====== Dataset entries

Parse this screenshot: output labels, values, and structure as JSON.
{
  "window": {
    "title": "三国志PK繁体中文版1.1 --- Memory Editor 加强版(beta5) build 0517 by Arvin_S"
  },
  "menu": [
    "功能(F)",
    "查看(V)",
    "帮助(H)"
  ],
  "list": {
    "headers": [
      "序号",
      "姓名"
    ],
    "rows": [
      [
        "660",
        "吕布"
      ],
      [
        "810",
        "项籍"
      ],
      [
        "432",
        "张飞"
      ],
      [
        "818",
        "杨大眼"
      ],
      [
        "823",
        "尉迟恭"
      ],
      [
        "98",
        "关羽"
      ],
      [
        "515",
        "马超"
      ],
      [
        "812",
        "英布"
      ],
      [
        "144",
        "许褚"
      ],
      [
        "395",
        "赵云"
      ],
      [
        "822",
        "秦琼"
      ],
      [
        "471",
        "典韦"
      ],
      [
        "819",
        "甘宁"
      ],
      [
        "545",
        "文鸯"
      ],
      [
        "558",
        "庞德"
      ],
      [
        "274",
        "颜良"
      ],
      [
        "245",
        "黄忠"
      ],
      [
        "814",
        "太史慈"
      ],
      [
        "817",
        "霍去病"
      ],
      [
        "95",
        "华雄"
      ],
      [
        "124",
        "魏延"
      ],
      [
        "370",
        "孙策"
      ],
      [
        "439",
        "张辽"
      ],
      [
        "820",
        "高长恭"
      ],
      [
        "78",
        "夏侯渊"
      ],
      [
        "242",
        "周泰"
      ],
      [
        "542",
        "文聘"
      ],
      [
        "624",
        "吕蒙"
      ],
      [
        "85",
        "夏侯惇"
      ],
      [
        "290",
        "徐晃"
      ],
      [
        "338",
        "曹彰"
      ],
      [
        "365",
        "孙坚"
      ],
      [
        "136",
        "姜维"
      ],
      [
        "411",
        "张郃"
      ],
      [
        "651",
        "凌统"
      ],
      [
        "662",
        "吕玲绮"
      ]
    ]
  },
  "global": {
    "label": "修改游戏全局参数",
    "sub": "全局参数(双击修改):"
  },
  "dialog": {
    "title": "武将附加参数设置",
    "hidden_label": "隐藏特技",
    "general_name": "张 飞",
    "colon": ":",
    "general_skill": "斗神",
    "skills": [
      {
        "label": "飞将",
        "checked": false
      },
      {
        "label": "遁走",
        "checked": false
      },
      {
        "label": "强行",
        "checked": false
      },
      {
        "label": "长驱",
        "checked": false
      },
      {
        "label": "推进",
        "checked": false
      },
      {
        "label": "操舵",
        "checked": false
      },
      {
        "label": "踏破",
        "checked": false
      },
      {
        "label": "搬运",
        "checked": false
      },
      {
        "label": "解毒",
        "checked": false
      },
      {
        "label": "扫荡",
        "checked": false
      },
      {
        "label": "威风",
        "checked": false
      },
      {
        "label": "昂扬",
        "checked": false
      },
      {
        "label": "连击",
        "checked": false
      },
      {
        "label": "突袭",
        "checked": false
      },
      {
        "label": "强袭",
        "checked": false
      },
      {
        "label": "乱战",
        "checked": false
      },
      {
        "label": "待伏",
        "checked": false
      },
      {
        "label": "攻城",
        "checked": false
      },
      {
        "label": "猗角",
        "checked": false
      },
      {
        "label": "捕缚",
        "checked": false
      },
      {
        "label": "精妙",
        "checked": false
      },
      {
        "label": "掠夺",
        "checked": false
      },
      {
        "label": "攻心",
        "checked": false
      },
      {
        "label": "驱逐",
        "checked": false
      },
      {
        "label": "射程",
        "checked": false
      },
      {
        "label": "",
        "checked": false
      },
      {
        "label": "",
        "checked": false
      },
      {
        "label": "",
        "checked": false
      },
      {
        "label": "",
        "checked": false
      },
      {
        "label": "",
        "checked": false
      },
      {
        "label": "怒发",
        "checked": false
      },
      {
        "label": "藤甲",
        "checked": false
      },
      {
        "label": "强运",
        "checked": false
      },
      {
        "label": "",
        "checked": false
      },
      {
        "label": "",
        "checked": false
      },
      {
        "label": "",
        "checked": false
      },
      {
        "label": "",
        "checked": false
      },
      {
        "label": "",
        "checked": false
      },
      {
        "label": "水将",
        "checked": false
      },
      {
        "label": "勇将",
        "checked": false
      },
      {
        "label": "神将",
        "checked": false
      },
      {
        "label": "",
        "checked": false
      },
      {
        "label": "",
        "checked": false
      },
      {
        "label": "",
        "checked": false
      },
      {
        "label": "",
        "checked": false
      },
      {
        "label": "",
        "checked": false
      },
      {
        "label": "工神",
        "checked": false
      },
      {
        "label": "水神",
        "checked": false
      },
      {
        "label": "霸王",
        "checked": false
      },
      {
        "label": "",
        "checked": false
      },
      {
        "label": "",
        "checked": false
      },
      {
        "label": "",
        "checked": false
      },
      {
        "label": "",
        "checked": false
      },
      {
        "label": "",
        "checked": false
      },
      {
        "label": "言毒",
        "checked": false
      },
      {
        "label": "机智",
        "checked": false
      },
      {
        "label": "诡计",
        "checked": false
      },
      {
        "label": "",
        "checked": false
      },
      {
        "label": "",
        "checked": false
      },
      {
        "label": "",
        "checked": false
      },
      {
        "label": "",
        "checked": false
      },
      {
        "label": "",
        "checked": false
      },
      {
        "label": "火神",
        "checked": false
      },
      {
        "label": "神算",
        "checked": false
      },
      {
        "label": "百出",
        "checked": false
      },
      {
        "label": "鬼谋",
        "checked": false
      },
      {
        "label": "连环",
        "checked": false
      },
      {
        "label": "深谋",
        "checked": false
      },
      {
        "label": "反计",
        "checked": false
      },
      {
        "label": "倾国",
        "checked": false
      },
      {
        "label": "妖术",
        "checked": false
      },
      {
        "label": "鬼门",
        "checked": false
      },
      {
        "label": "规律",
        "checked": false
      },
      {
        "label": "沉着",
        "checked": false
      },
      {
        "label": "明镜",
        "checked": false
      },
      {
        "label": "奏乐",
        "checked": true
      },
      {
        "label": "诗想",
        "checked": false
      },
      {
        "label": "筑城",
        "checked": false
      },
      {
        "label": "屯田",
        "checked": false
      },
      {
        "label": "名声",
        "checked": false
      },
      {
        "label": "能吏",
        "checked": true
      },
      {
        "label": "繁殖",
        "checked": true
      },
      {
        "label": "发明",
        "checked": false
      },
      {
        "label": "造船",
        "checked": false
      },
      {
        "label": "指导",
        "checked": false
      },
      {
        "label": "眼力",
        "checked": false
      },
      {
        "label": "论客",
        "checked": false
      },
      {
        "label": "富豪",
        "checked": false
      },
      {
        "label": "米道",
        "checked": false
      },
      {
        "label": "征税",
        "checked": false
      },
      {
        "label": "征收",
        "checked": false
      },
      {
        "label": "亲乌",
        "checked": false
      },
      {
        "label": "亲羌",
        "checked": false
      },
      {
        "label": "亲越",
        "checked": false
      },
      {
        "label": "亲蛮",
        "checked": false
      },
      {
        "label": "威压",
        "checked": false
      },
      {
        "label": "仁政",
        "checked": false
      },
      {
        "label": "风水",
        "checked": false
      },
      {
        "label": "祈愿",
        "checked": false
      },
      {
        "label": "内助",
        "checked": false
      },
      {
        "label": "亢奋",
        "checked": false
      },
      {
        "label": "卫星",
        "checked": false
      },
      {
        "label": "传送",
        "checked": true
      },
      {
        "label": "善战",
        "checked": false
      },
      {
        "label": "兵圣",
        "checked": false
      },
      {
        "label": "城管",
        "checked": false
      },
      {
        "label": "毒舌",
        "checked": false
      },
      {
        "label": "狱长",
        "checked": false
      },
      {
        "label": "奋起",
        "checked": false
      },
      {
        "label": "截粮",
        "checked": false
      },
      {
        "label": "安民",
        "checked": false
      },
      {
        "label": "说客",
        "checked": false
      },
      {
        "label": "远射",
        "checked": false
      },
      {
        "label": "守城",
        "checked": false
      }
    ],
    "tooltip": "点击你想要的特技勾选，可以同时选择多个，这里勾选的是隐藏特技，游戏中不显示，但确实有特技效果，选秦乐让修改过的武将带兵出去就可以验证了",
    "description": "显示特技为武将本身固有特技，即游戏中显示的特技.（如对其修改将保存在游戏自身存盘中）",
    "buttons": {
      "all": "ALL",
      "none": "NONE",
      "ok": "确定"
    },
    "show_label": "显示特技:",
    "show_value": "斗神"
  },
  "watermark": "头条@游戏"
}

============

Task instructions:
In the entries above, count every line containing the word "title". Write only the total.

Answer below:
2